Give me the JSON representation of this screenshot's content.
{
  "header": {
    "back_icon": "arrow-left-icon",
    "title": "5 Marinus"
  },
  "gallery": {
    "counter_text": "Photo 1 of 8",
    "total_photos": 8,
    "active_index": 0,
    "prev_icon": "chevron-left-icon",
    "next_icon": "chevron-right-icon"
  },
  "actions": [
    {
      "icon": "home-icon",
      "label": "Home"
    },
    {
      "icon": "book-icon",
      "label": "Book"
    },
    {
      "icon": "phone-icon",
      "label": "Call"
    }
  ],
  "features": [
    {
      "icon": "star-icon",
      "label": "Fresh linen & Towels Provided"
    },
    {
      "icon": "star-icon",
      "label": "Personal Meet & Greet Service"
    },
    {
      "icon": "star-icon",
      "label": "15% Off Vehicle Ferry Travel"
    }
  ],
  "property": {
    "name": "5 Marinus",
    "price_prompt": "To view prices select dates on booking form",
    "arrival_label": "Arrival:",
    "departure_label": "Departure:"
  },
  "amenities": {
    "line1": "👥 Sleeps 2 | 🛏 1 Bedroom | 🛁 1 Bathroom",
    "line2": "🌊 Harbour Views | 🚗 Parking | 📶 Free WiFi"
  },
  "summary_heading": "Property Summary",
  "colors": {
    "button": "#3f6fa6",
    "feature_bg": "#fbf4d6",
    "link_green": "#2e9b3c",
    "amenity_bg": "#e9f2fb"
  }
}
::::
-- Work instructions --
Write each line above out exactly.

-- Reply to the task --
Give me the JSON representation of this screenshot's content.
{
  "header": {
    "back_icon": "arrow-left-icon",
    "title": "5 Marinus"
  },
  "gallery": {
    "counter_text": "Photo 1 of 8",
    "total_photos": 8,
    "active_index": 0,
    "prev_icon": "chevron-left-icon",
    "next_icon": "chevron-right-icon"
  },
  "actions": [
    {
      "icon": "home-icon",
      "label": "Home"
    },
    {
      "icon": "book-icon",
      "label": "Book"
    },
    {
      "icon": "phone-icon",
      "label": "Call"
    }
  ],
  "features": [
    {
      "icon": "star-icon",
      "label": "Fresh linen & Towels Provided"
    },
    {
      "icon": "star-icon",
      "label": "Personal Meet & Greet Service"
    },
    {
      "icon": "star-icon",
      "label": "15% Off Vehicle Ferry Travel"
    }
  ],
  "property": {
    "name": "5 Marinus",
    "price_prompt": "To view prices select dates on booking form",
    "arrival_label": "Arrival:",
    "departure_label": "Departure:"
  },
  "amenities": {
    "line1": "👥 Sleeps 2 | 🛏 1 Bedroom | 🛁 1 Bathroom",
    "line2": "🌊 Harbour Views | 🚗 Parking | 📶 Free WiFi"
  },
  "summary_heading": "Property Summary",
  "colors": {
    "button": "#3f6fa6",
    "feature_bg": "#fbf4d6",
    "link_green": "#2e9b3c",
    "amenity_bg": "#e9f2fb"
  }
}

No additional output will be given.